a) I’m claiming your defense of Fed inaction is too influenced already by inflationistas. That is part of their game, to move the goalposts, make you play defense, making outlandish statements so even the slightest hint of real inflation will reward them with immediate action.
b) There is a very real problem with the economy in that actual wage increases will be met by higher prices to recover costs and this will fuel inflation, substitute nominal increases for real increases, and continue inequality. Only weakened labor power and slack job market prevent this.
1) Corporations have trillions in profits and are sitting on trillions of unused money. So if we follow the law of supply and demand any increase in wages would come from those sources not increases prices. So do you have any theories or data to suggest that supply and demand no longer applies to our economy?
2) The segment of labor that doesn’t get a wage increase and therefor suffers only higher prices would be labor that is less productive; because of the higher wages in the more productive sectors or firms more workers will “flock” to those and the end result will be better utilization due to more resources and workers being employed at the more productive firms.
3) Economic growth in the 70’s was higher then 80’s and the 00’s. Same goes for employment growth and that is despite the 70’s having oil embargoes and oil shocks. The “70’s stagnation” is a myth.
4) The “reaming debt overhang” is partial fixed/solved by higher inflation because it erodes the value of debt. So its rather ironic that you talk about debt being a problem but yet are against increased wages/inflation which would help solve that problem
It is simply misguided to think we can, without any side effect, increase the money supply until inflation (as measured by the myopic CPI) rises. There are significant side effects, namely asset bubbles and our ever increasing inequality.

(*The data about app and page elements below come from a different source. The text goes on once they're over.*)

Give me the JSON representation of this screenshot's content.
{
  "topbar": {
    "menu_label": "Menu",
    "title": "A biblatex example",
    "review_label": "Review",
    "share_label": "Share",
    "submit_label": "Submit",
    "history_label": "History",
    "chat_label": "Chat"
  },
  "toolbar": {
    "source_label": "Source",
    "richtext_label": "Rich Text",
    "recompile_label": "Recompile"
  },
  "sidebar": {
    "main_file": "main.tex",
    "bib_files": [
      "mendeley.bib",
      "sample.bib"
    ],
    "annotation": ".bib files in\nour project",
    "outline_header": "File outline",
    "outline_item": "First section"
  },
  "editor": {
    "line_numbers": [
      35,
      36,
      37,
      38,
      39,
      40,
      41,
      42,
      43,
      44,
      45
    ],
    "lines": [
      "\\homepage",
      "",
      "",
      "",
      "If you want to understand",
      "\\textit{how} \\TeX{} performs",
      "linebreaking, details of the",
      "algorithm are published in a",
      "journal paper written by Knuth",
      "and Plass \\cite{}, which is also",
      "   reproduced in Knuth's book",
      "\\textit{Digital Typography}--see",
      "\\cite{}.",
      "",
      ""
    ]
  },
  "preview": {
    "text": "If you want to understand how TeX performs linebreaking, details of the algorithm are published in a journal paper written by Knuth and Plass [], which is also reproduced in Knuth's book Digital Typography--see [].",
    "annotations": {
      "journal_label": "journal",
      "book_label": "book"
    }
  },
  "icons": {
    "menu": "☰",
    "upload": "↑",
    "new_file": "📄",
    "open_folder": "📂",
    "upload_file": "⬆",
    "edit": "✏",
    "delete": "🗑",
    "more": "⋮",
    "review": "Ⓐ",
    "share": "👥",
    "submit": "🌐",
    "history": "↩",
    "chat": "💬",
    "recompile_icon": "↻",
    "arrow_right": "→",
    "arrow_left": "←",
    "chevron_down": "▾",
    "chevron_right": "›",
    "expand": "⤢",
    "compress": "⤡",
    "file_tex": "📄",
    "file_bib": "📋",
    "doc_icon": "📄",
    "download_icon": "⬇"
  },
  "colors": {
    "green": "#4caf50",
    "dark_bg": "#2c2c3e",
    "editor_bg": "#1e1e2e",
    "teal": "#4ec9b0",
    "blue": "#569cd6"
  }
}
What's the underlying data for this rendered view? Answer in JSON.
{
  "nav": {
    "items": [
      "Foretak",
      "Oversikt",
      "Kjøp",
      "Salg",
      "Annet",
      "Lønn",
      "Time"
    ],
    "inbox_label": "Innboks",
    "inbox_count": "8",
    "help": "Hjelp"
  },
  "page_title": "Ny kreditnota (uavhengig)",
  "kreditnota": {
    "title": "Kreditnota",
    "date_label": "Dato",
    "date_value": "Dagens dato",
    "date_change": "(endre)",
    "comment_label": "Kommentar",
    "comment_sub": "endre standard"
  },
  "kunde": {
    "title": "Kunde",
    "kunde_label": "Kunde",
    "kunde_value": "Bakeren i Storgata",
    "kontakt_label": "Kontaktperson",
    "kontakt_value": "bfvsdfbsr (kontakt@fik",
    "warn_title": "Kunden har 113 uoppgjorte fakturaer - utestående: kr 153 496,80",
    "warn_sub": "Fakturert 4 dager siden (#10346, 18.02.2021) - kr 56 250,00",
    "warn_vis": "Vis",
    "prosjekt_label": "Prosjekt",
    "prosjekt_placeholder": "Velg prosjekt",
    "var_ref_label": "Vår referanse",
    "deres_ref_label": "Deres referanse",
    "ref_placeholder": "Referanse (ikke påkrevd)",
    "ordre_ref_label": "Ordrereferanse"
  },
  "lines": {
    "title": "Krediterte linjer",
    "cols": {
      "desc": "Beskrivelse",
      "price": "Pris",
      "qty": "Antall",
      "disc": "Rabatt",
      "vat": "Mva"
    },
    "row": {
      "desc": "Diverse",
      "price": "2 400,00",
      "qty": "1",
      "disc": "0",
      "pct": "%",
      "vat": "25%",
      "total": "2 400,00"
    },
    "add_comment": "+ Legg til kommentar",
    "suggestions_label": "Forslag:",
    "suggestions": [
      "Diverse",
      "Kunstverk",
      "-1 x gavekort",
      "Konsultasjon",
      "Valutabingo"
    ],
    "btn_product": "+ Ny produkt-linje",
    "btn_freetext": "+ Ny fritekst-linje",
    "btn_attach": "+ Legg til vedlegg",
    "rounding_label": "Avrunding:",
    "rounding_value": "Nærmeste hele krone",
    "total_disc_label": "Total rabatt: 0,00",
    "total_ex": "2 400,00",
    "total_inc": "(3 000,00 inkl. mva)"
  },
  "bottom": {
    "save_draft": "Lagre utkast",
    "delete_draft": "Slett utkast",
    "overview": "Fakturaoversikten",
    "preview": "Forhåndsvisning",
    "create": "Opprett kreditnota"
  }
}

That increasimg the money supply fuels inequality is not some bizarre rant from a Austrian econ conspiracy website. Thomas Piketty himself slammed (his words) “money printing”
1) Bubbles don’t occur because of FED policy they occur because of mass ignorance/misleading of the real value of assets; without stimulating FED policy asset bubbles would still occur the only differences is that during that period economic growth would be lower meaning more unemployment and more suffering. Furthermore currently no asset bubbles can be seen (judging by historical data).
2) Increasing the money supply doesn’t fuel inequality; the power that allows the rich to send more proceeds to themselves is what causes our current level of inequality.
3) There is a reason why Europe still has double digit unemployment and hasn’t seen GDP reach is pree recession peak and its because Europe listened to all the people who were warning them about the horrors of inflation and so forth.
You’re still writing, and thinking, as if the people on the other side are thinking and writing in terms of real economics. They’re not. What Krugman used to talk about in 2010-12, when he wrote a lot about the “Confidence Fairy” was then, and is now, the right’s imaginary set of facts with which to push the Fed their way.
Please don’t wait until next quarter to re-re-re-explain to non-economist readers why it is that we’re nowhere near the stage where inflation is a threat.
Unfortunately, due to the massive propaganda machine in certain media outlets, there is a need to revisit topics that shouldn’t need visiting – certainly not constant revisiting. Please follow this piece with another that is even less, um, technical. It’s needed. What’s also needed is more of those 1-2 minute videos that explain a very narrow economic concept. Those were effective in 2010-12. They too are needed anew.
Thanks for all you do.